VIENTIANE, Laos & WASHINGTON--(BUSINESS WIRE)--A coalition of Laotian and Hmong organizations have issued a joint statement with the Center for Public Policy Analysis (CPPA) urging Laos to release political and religious dissidents, and jailed American citizens, prior to an upcoming communist party congress.
The international appeal also urges Laos to halt illegal logging by Vietnam People's Army-owned companies and release thousands of Lao Hmong refugees forcibly repatriated from Thailand.
The communist party congress of the Lao Peoples Democratic Republic (LPDR) is being held from March 17-21.
“There needs to be transparency by the Lao communist government and a voice for the voiceless, suffering people of Laos,” said Khampoua Naovarangsy an internet blogger for the Laos Institute for Democracy (LIFD).
“We are appealing to the Lao regime to immediately release the peaceful Lao student leaders, Pastor Wanna, and others who seek political reform and religious freedom in Laos,” said Bounthanh Rathigna, President of the United League for Democracy in Laos, Inc. (ULDL).
“Clearly, we are concerned about egregious human rights violations in
Laos and the continued imprisonment of Lao political and religious
dissidents as well as Hmong refugees and American citizens,” said Philip
Smith, Director of the CPPA in Washington, D.C.
“The Lao communist party is losing more credibility with the Laotian people, in part, because it continues to take a closed-door, monopolistic approach to governing,” Smith said. “It has repeatedly failed to provide international access to, or release, prisoners of conscience as well as Lao Hmong political refugees.”
“The Lao and Hmong-American community is appealing to Laos to immediately release the Laotian student protesters and thousands of Lao Hmong refugees recently forced back to Laos,” said Christy Lee, of Hmong Advance, Inc. (HAI). “We want the communist regime in Laos to stop its terrible human rights and religious freedom violations against the Lao Hmong refugees and its own freedom-loving Laotian people; We are especially concerned that Lao and Hmong Christians, and independent Buddhist and Animist believers, are now being arrested, tortured and killed in Laos by the LPDR regime.”
“Now, we are concerned about the arrest and beating of Christian Pastor Wanna in Laos as well as other independent Christian, Buddhist and Animist religious believers who seek to worship independently from the Lao communist party's monitoring and control,” said Boon Boulaphanh, of United Lao for Human Rights and Democracy (ULHRD).
The international appeal states:
“We appeal to the Lao communist party authorities to release all political and religious dissidents, as well as some 8,000 Lao Hmong political refugees and asylum seekers, as a gesture of goodwill prior to the start of the ninth communist party congress…
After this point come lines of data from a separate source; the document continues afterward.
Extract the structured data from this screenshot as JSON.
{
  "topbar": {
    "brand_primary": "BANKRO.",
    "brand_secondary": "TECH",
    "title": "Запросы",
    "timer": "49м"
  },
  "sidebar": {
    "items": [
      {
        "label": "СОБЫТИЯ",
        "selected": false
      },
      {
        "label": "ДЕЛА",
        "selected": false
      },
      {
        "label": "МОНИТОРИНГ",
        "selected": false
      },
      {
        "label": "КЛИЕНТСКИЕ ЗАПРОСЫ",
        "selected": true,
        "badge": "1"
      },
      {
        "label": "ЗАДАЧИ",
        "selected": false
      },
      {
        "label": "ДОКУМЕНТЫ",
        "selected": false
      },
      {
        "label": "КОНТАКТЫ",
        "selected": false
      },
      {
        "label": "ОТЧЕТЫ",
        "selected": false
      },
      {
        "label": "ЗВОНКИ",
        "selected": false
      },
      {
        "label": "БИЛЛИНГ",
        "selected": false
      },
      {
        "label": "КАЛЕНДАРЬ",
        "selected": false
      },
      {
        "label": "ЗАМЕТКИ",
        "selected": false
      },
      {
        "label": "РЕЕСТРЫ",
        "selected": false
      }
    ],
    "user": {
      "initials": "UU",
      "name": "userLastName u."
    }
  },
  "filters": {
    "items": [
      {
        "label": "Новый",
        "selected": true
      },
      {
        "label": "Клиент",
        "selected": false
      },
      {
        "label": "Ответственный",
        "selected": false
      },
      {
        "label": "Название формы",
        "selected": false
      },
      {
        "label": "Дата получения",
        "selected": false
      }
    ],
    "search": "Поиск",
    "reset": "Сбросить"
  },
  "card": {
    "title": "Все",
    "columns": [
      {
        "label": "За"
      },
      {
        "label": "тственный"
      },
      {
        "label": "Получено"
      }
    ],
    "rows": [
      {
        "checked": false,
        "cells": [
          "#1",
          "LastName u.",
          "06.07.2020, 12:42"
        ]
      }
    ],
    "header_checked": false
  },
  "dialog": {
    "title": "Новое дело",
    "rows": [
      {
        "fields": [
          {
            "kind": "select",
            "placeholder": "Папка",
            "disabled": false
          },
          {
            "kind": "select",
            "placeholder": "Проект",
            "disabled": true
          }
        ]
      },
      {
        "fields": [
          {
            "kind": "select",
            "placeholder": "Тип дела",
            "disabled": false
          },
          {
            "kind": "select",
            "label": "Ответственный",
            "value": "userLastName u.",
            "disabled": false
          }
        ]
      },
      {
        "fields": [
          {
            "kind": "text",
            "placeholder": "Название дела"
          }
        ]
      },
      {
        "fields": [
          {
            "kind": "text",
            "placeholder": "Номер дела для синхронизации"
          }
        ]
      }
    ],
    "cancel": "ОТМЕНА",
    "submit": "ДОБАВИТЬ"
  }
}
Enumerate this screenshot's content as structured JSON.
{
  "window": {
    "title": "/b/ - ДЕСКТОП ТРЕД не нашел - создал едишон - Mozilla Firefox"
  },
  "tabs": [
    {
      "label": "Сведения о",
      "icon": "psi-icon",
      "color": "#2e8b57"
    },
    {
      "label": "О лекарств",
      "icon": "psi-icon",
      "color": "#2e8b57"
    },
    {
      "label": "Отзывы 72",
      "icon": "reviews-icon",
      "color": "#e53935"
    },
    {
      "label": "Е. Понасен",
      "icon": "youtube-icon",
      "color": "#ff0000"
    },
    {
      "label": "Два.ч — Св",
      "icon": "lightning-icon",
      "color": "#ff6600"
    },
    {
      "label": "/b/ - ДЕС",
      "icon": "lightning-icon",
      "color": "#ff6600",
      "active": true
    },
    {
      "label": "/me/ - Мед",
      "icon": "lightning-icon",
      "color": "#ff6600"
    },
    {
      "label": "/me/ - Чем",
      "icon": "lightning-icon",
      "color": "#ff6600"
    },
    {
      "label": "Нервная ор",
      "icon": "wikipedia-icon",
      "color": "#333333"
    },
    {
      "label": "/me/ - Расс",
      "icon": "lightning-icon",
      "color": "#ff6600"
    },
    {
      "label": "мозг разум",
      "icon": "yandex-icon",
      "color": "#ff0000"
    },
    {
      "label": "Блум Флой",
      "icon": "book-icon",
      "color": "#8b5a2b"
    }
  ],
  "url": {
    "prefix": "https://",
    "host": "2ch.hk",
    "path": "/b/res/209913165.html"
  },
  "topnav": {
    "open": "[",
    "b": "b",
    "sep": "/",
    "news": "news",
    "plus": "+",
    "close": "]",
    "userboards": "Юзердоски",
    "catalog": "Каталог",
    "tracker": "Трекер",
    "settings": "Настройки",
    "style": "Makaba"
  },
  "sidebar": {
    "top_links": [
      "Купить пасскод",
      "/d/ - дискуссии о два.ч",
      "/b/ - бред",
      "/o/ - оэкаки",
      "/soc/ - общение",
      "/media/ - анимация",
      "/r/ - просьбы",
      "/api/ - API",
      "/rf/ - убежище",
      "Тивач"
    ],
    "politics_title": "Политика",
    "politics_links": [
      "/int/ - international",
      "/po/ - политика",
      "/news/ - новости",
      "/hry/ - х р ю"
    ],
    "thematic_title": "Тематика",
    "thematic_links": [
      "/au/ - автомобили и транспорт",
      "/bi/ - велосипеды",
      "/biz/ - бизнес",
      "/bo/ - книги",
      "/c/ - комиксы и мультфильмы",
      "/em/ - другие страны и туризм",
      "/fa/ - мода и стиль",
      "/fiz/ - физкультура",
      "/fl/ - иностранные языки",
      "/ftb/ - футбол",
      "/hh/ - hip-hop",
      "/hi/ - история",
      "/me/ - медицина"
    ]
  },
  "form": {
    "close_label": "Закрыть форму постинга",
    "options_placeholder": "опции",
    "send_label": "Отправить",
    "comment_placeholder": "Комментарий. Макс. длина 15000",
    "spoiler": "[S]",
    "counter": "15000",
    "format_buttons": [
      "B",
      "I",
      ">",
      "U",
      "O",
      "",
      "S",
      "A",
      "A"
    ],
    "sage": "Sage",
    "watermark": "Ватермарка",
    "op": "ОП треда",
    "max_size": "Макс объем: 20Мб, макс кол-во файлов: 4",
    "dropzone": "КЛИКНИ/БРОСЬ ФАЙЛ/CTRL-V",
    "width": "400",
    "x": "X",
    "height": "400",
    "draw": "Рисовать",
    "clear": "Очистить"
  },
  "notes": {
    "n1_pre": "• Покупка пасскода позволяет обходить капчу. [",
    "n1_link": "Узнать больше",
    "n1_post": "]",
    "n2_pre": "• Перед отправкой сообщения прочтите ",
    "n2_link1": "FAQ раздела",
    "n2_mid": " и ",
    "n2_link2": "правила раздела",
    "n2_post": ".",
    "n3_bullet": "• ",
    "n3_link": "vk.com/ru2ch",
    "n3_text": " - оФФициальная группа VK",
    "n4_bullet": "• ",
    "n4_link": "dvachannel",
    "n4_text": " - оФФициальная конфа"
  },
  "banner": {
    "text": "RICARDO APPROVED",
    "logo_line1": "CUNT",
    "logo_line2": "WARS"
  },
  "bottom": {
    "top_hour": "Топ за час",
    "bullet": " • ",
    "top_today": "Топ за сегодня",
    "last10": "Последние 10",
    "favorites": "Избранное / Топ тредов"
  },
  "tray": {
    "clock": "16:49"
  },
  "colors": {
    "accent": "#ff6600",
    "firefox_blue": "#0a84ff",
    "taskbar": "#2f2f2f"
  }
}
“Our eight point international appeal requests that the Lao government and communist party, the Lao People's Revolutionary Party: First, release the imprisoned leaders of the Lao Students’ Movement for Democracy, who, on October 26, 1999, staged peaceful, anti-government protests;
“Second, provide unfettered international access, and third-country resettlement, to some 8,000 Lao Hmong political refugees and asylum seekers forcibly repatriated from Thailand to Laos in December of 2009;
“Third, release the Lao Hmong translator, and guide, arrested in 2003, and still jailed, for assisting two European journalists Thierry Falise and Vincent Reynaud, and American pastor Naw Karl Mua, in seeking to provide press coverage about the plight of those Laotian and Hmong in Laos suffering political and religious freedom violations;
“Fourth, cease all religious freedom violations, persecution and harassment of independent Laotian and Hmong Christian, Animist and Buddhist believers, including Laotian Christian Pastor Wanna, who has been repeatedly arrested and beaten...;
“Fifth, abide by the resolutions of the European Parliament and U.S. Congress urging the LPRD regime to cease human rights violations and abide by international law;
“Sixth, provide international access to, and release, the three American citizens, from St. Paul, Minnesota, arrested in August 2007, and still imprisoned in Laos, including Hakit Yang, Cong Shineng Yang, and Trillion Yunhaison;
“Seventh, provide international access to, and release, the group of Laotian political refugees forcibly repatriated from Thailand to Laos who were alleged to have been involved in the July 3-4, 2000, Ban Vang Tao cross-border raid by some 60 anti-Lao government insurgents;
“Eighth, …cease the ongoing illegal logging in Laos, by Vietnamese military owned companies of the Vietnam People’s Army, which seriously threatens the environment and national sovereignty of Laos as well as the human rights of many of the forest-dwelling minority peoples, including the Lao Hmong, Khmu, Mien, Yao, Lahu and other Laotians,” the appeal concluded.
The international appeal was issued by the CPPA, LIFD, ULDL, ULHRD, HAI, the Lao Veterans of America, Inc., Hmong Advancement, Inc., and others.